Dear Senator DeMint,
On Dec. 3 Senate Resolution 694 (S. Res.694) was introduced to the US Senate by U.S. Senator Sam Brownback, condemning Iran for its state-sponsored persecution of religious minorities and its continued violation of the International Covenants on Human Rights. This resolution condemns the abuses of Baha'is, Christians, Jews, and Sufis in Iran. This resolution is currently pending before the Senate Committee on Foreign Relations, of which I understand that you are a member. I also understand that the Committee will be holding a hearing on the resolution this coming Tuesday, Dec. 14. I am writing to beg you to co-sponsor this resolution before it goes to committee.
I am deeply proud of being the citizen of a country that shows concern about the rights of people around the world to be free from oppression, violence, and terror. I have been proud to see my government pass resolution after resolution against the treatment of religious minorities in Iran.
I have never been to my mother's country, I do not know her language. I am deprived of everything having to do with my heritage on that side of my family because of the violent intolerance of my family's religious beliefs. My mother's family has literally been torn to shreds due to the fanatical perversion of the worship of God which happens there, and the situation over there continues to escalate. Members of the Baha'i Faith have been systematically persecuted since the beginning of this faith in 1844. I do not have to explain to you that South Carolinians care about their people. We care about our heritage. Sir, half of my heritage has been stolen from me.

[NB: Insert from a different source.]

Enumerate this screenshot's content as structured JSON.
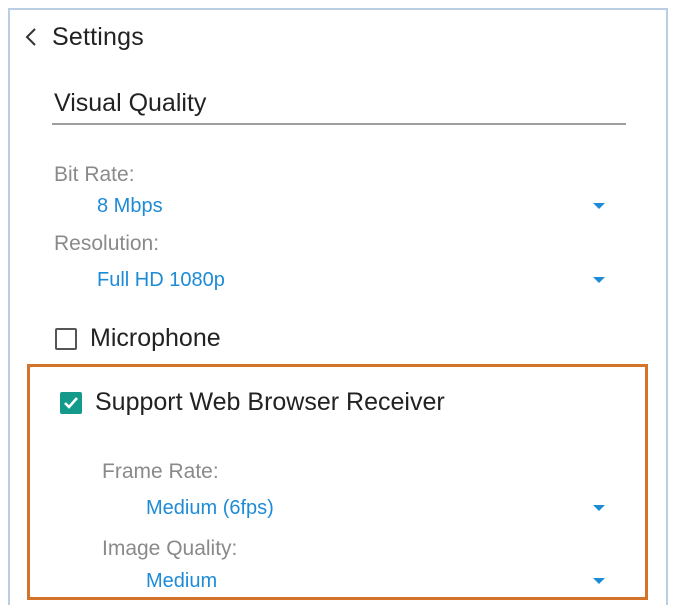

I am certain that you have been acquainted with the situation in Iran, but allow me to add a detail or two of the millions out there. My great-grandmother's grave and the graves of many other Baha'is were bull-dozed and covered with a parking lot a few years ago. I have a close friend who had recently returned from Bolivia where he visited with his sister whom he had not seen in 38 years and finally heard the whole story of how her husband was taken in the night from her home and how how she and her 9-year-old son visited with him for 30 minutes every other week until he was, without warning, brutally killed. The guards once hit the boy in the head just for sport when he ran to his father on one of those visits. Another friend had to be given away at her wedding by her uncle since her father's visa was denied in the weeks before her wedding, depriving her of having her father walk her down the aisle. There are Baha'is in prison there for running a non-religious tutoring program teaching children in the ghetto to read. There are Baha'is in prison there for attempting to help Baha'i college students who have been kicked out of the university for being Baha'is to progress in their studies. This treatment is not unlike the treatment meted out in that country to any other religious minority, including Iranian Christians, Jews, and Sufis. I do not have to remind you that prison there does not look like prison here. These things are unacceptable by any standard of human rights known to man.
The Baha'i International Community recently wrote an open letter to the Head of the Judiciary of the Islamic Republic of Iran. The final paragraph of that letter asks: "With our hearts filled with love for Iran and our earnest hopes for the exaltation and glory of that land, we urge you, in your capacity as the Head of the Judiciary, to release the former members of the Yaran from prison and, along with them, all the Bahá’ís who are incarcerated across the country. These include Miss Haleh Rouhi, Miss Raha Sabet, and Mr. Sasan Taqva, the three young Bahá’ís who have now entered the fourth year of imprisonment in Shiraz for the crime of helping impoverished children to learn how to read and write. We likewise request that the Bahá’ís in that country be granted their full rights of citizenship, in order that they may be able to fulfill their heartfelt aspiration to contribute, alongside their fellow citizens, to the advancement of their nation. This, indeed, is no more than what you rightfully ask for Muslim minorities who reside in other lands. Bahá’ís merely seek the same treatment from you."
I am the daughter of a chiropractor who wishes that he spent more time hunting and a counselor who works with substance addicts and AIDS victims in the Upstate. I graduated from West-Oak High School in Westminster, SC, the University of South Carolina, and am now attending graduate school also at USC studying to become a marriage and family counselor. I have worked with foster children. My granddaddy, a chiropractor from Easley, South Carolina, used to remind me to remember where I come from. I never every forget, and to say that I am sad that I know almost nothing about the Iranian side of the family is an understatement of massive proportions.
Please co-sponsor of this resolution. Sir, I cannot watch my home state, the only place I have ever known to be home, not stand up and speak about the rights of my people across the ocean. I cannot read about what is happening to my people in Iran, knowing what horrible pain every member of my mother's family here continues to suffer, and know that my own government has not done everything that it can to speak out about the suffering and injustice happening in Iran.
I have always been proud to be from South Carolina. I don't ask for much, but I am determined to do everything I can to serve the people of my home state. I may not always agree with every decision that is ever made here, but I can proudly say that I am a citizen of a state that stands up and speaks its mind. I love that about us. We are not afraid to speak our truth.
Please, sir. I'm begging you. Those are my people in Iran being torn to shreds. Let this be something about which we speak.